NASA’s Cassini spacecraft has begun beaming back to Earth its latest close-up snapshots of Saturn’s moon Enceladus.
The probe took the images on Wednesday, when it flew about 30 miles above the moon’s south polar region, where icy water shoots out from a liquid ocean under the frozen surface. Cassini will continue transmitting data from the flyby in the next several days.
Because of this ocean and hydrothermal vents, scientists are looking at Enceladus as a good candidate for alien life.
“Cassini's stunning images are providing us a quick look at Enceladus from this ultra-close flyby, but some of the most exciting science is yet to come," Linda Spilker, the mission's project scientist at NASA's Jet Propulsion Lab in Pasadena, said in a statement.

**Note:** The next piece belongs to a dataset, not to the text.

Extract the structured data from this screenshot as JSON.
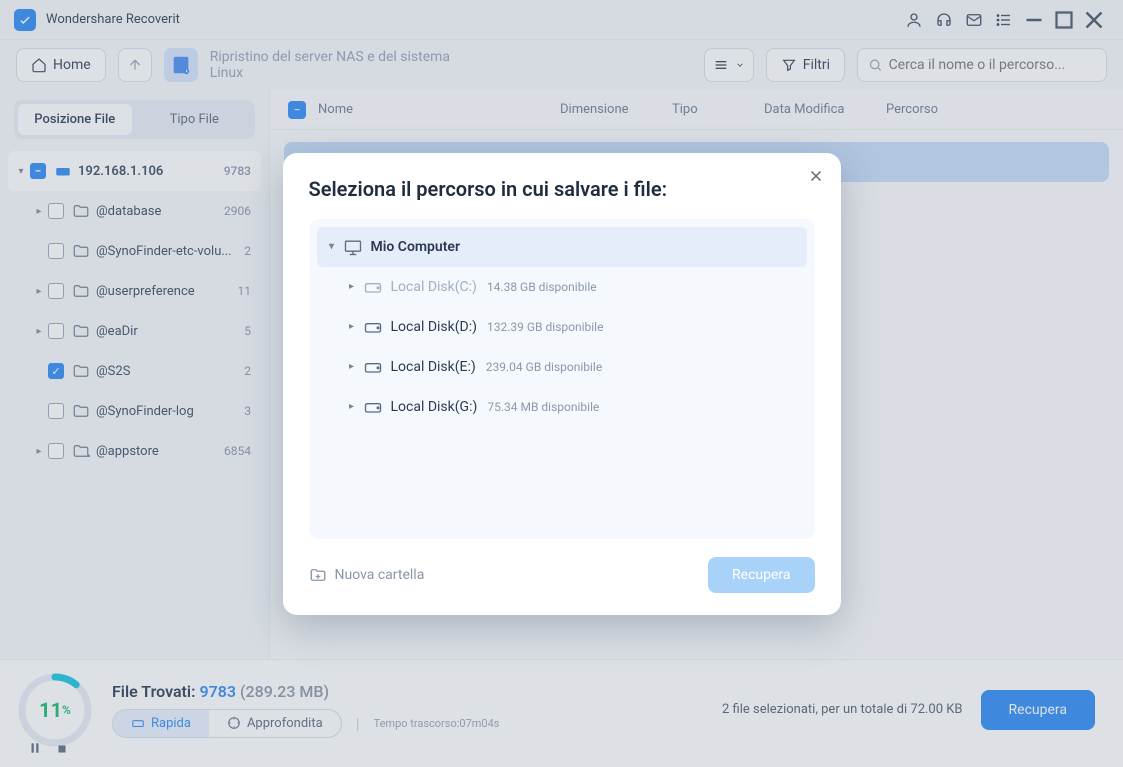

Researchers will study data from Cassini's gas analyzer and dust detector instruments, which directly sampled the moon's plume of gas and dust-sized icy particles during the flyby, JPL reports.

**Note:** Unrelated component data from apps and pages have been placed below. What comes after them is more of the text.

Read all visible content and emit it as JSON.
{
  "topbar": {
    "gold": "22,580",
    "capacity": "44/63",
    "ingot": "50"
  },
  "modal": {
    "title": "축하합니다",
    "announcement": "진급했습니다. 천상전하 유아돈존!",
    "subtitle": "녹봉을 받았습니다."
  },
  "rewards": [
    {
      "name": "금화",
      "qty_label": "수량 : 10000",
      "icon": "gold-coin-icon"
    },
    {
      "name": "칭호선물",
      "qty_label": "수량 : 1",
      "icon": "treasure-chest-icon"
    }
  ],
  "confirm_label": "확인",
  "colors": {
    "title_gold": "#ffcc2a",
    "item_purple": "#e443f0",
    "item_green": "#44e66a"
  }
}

Cassini will make one final close Enceladus flyby on December 19, according to JPL.